Source material:
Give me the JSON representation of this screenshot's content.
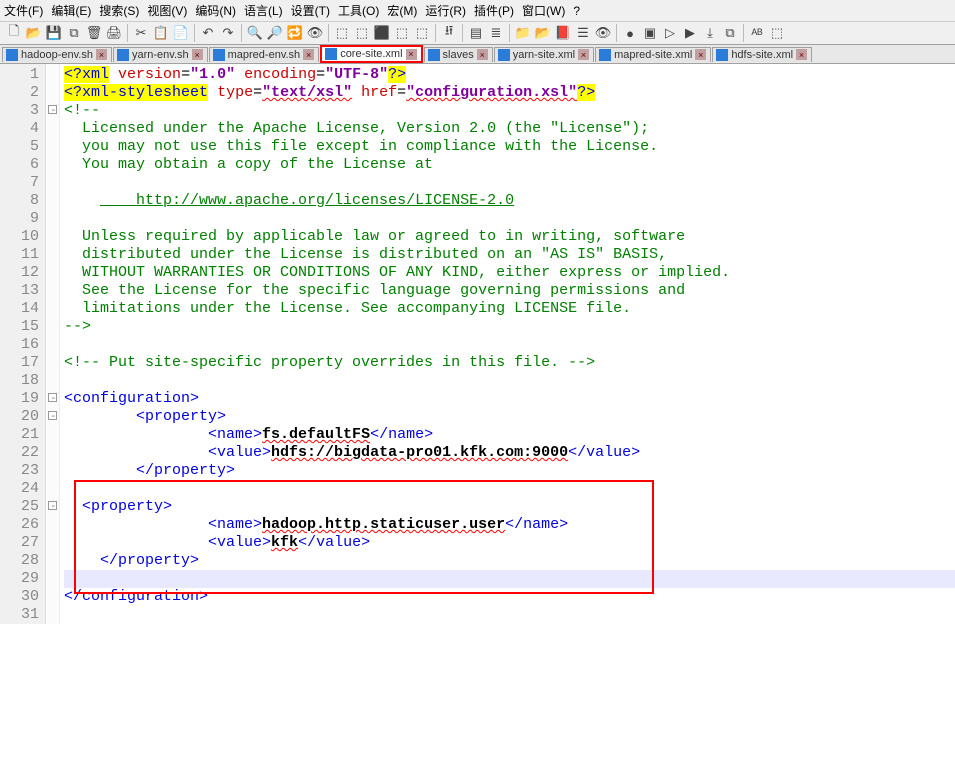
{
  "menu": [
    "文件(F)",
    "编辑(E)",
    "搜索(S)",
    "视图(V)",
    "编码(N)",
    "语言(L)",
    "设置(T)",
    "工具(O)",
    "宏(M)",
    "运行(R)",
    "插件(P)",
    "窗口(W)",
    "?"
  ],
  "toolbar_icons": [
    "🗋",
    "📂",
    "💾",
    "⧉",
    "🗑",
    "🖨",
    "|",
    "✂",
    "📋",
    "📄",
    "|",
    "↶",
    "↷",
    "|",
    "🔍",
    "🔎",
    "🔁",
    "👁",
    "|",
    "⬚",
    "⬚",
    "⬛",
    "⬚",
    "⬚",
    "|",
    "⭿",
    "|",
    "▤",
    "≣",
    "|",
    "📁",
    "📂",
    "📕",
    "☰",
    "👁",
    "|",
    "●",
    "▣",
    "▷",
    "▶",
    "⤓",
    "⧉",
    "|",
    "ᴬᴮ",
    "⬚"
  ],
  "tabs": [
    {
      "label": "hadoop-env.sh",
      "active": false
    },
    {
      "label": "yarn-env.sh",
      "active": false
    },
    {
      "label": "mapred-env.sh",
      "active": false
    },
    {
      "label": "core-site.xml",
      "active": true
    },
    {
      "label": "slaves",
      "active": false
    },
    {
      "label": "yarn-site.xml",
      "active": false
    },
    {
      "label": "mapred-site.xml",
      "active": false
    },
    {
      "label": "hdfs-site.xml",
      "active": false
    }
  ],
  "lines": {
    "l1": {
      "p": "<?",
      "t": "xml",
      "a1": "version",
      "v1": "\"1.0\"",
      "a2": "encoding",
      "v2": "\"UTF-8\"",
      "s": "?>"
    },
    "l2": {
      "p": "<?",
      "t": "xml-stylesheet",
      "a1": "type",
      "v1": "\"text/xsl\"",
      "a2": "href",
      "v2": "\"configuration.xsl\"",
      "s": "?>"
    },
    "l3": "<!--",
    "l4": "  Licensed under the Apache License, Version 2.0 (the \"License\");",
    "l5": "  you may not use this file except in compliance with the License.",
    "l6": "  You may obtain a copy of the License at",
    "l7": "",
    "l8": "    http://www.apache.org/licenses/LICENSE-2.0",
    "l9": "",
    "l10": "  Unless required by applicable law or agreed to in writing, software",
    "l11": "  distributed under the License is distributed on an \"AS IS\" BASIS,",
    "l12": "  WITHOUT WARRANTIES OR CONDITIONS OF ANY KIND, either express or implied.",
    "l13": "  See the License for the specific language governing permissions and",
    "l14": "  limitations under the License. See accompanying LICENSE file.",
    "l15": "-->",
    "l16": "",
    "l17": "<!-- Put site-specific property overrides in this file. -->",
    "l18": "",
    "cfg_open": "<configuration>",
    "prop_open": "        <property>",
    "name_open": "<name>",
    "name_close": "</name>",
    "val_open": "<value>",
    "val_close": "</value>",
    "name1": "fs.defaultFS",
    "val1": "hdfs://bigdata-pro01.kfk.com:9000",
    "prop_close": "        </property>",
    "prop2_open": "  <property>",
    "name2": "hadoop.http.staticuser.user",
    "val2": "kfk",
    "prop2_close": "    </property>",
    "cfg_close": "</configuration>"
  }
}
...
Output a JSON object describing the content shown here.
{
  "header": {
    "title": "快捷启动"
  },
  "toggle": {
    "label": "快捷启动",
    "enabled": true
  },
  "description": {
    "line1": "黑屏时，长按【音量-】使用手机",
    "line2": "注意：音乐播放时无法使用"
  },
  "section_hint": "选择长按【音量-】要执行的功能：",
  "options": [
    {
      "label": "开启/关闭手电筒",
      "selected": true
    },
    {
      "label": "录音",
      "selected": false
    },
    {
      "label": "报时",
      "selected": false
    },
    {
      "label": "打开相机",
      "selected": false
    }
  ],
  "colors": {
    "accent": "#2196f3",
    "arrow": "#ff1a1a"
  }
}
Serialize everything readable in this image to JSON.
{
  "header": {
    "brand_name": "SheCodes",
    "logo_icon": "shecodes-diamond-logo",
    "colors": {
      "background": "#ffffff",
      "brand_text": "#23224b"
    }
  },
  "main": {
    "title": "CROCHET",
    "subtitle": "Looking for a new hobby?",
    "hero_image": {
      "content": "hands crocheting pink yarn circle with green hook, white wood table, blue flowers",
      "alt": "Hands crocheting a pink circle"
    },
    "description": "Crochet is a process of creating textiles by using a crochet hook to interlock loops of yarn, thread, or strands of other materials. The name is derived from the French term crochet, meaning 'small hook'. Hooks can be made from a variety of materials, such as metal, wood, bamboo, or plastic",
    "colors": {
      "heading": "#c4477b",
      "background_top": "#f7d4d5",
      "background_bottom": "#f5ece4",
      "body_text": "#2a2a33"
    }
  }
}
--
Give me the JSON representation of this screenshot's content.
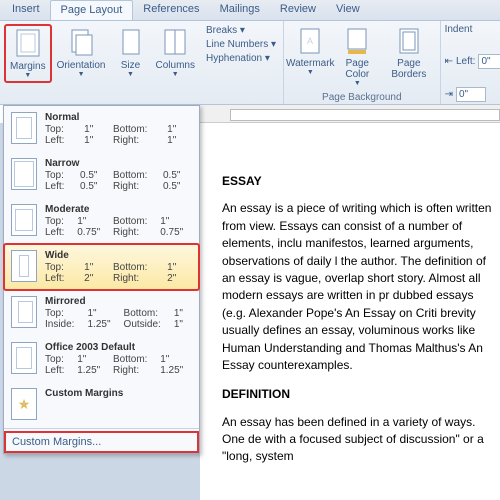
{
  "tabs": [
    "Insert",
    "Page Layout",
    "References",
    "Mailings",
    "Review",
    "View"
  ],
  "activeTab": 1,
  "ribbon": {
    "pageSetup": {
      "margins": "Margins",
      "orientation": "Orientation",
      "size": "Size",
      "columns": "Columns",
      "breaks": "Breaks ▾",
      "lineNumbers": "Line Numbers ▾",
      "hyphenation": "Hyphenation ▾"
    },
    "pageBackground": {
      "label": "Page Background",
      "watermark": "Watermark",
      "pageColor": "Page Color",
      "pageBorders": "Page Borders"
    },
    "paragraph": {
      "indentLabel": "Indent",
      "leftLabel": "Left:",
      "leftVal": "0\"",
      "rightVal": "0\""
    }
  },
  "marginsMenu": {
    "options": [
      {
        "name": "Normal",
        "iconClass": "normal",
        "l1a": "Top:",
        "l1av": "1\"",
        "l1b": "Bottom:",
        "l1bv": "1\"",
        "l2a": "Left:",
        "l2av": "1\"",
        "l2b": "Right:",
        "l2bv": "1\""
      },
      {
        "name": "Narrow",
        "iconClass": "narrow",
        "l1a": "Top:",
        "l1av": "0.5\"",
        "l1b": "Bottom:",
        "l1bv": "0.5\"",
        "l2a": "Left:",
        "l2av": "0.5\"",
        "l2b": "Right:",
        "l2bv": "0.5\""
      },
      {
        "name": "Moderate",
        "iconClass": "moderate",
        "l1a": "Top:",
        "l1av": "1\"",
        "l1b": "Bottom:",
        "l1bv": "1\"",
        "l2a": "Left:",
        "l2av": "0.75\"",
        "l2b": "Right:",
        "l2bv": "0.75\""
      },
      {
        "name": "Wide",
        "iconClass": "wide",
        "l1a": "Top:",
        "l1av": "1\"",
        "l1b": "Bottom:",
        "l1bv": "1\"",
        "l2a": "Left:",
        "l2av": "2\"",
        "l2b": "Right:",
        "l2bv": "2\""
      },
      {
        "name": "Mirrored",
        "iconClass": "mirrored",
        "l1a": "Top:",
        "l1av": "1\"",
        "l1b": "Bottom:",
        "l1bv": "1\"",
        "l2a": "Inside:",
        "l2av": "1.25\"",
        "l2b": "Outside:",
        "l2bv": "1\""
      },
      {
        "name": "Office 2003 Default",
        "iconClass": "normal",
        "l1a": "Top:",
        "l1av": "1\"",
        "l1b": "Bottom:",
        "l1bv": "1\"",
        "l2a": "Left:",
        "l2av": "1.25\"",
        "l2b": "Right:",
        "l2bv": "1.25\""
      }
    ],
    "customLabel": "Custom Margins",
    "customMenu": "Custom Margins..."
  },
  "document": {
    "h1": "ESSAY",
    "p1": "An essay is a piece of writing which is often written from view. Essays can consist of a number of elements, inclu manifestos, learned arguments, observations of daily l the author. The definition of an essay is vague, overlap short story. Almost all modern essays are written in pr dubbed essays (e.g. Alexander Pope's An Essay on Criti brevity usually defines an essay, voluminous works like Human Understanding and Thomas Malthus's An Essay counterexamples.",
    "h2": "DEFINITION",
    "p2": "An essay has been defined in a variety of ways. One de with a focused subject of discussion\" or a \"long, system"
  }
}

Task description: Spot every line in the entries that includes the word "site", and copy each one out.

Exercise result:
      "label": "core-site.xml",
      "label": "yarn-site.xml",
      "label": "mapred-site.xml",
      "label": "hdfs-site.xml",
    "l17": "<!-- Put site-specific property overrides in this file. -->",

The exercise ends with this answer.